Creating meaningful learning experiences begins with the learning environment. “The teacher-arranged environment [is] an active and pervasive influence on the lives of children and teachers throughout the school day. In the processes of teaching and learning, the physical environment…provides the setting for learning and at the same time acts as a participant in teaching and learning” (1999). Not only is the arrangement integral to the success of students’ behavior and academic independence but the culture and community that is developed through collaborative efforts between the teacher and the students is also an essential component. The instructional strategies addressed in this paper foster effective and nurturing learning environments that promote cooperation and inquiry. To read more Instructional Strategies

Teacher Pedagogical Beliefs: The Final Frontier in Our Quest for Technology Integration?

On the very first page of the article Teacher Pedagogical Beliefs: The Final Frontier in Our Quest for Technology Integration? the statement, “computers serve as a ‘valuable and well-functioning instructional tool’ in schools and classrooms in which teachers: … (c)  have some freedom in the curriculum” (25). Perhaps that’s the first thing that needs to happen if there is to be a chance for technology integration; define curriculum and then make technology a part of the curriculum.
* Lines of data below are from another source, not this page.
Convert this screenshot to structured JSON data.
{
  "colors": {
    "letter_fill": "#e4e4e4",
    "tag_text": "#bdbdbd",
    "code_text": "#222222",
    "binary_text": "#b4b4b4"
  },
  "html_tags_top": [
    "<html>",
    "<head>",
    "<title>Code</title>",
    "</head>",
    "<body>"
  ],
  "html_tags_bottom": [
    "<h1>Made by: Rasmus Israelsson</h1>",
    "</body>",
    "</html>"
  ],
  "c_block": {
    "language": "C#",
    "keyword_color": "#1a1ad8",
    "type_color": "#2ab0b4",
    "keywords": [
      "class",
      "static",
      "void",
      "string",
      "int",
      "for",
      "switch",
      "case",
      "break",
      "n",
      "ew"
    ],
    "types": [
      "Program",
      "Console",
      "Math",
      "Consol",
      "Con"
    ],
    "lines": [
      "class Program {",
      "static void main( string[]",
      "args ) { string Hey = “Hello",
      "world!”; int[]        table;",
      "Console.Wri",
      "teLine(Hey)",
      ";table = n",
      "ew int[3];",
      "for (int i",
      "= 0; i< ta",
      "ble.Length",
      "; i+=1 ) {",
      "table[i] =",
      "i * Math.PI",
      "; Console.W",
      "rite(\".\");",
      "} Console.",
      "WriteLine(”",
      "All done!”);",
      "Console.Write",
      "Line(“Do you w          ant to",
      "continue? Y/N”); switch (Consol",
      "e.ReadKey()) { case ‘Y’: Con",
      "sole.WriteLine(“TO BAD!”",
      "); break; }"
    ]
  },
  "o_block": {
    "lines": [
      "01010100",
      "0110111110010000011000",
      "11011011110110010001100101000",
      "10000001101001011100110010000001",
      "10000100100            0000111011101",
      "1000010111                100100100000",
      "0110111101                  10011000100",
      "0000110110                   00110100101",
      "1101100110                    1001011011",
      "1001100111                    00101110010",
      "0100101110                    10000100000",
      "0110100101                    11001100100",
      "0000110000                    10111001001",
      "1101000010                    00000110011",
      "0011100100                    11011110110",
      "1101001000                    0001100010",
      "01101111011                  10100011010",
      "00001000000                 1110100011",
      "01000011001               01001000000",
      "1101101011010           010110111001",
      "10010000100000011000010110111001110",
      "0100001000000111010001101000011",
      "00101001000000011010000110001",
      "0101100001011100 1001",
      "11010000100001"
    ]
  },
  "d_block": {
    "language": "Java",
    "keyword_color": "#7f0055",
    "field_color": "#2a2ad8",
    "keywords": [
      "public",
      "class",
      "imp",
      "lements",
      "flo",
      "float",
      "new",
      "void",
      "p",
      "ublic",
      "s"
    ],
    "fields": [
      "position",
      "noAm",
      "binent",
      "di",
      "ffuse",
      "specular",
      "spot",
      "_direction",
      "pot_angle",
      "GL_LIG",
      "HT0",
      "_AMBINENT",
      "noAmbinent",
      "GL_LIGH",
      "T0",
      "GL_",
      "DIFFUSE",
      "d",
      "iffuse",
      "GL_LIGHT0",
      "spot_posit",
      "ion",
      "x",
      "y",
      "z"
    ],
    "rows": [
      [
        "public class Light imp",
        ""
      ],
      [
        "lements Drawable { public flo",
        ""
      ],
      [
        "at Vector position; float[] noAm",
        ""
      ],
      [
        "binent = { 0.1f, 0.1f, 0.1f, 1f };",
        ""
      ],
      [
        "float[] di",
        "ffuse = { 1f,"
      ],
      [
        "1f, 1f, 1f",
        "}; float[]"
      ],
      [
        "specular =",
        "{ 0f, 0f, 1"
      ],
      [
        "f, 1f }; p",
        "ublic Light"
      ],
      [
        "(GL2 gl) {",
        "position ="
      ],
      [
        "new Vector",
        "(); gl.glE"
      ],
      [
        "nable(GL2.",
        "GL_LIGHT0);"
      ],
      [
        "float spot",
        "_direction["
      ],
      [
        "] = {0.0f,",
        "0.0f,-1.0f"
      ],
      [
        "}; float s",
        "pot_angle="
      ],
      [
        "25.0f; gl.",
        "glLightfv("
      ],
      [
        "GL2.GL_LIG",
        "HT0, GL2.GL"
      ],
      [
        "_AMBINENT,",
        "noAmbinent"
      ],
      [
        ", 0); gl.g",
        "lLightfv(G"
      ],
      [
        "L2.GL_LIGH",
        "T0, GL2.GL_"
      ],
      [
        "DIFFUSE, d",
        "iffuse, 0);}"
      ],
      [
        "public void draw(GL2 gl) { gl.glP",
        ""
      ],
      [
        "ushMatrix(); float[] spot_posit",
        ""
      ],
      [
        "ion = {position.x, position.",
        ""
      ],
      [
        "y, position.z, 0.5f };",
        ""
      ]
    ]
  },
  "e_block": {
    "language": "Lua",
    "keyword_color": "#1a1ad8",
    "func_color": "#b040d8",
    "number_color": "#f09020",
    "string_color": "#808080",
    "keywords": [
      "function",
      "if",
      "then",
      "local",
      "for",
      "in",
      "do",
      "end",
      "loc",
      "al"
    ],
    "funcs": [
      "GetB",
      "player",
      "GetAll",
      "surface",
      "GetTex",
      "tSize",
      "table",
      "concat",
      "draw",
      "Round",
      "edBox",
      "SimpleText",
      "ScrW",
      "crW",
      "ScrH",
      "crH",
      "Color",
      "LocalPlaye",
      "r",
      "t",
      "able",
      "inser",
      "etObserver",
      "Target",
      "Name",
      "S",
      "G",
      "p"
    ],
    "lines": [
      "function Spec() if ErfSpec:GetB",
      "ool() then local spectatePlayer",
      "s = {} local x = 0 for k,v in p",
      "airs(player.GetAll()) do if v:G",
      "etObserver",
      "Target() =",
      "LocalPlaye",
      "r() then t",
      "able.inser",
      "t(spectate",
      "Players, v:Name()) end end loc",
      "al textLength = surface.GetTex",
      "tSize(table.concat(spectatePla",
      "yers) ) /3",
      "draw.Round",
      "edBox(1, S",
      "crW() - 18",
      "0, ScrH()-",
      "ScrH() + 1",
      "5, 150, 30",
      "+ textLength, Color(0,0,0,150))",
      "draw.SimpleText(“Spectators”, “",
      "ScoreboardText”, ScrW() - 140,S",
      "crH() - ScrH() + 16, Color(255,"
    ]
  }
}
As was discussed in my instructional strategies course as well as a curriculum course I took a few quarteres ago, the purpose of curriculum is to ensure that each child whether in Mrs. Q’s class or Mr. W’s class receives the same educational opportunities. Technology is in our state standards and so should be treated as such. Technology education is not merely a freedom of instructional artistry but an educational necessity.

Before reading the article I wrote two things that I would need to change my instructional practices -of any kind- and I came up with needing the necessary knowledge, modeled scaffolding and accountability of my practice. I found it difficult to read through the first part of the article do to the focus on teachers’ beliefs and how beliefs effects what and how we teach. First of all discussing beliefs of any kind is daunting and seems impossible to wade through as everyone has different experiences, and so, has different background knowledge surrounding everything. However, I was relieved and a bit excited when I got to the section titled Implications for Professional Development. Ertmer cited Guskey’s thoughts,  “Change in beliefs follows, rather than precedes practice, and that by helping teachers adopt new practices that are successful, the associated beliefs will also change” (32). Teachers, like students, need to experience empirically proven strategies (frankly, whether they like it our not) and be held accountable for practicing and implementing those newly learned strategies or else nothing will change. If there was a more efficient and effective medical procedure that would cure an ailment I would expect my doctor to learn, practice and implement that procedure.  Truthfully, who can argue with efficiency and effectiveness  when we are constantly given more to teach in less time.

Ertmer, P. A. (2005). Teacher pedagogical beliefs: The final frontier in our quest for technology integration? Educational Technology Research & Development, 53(4). 25-39.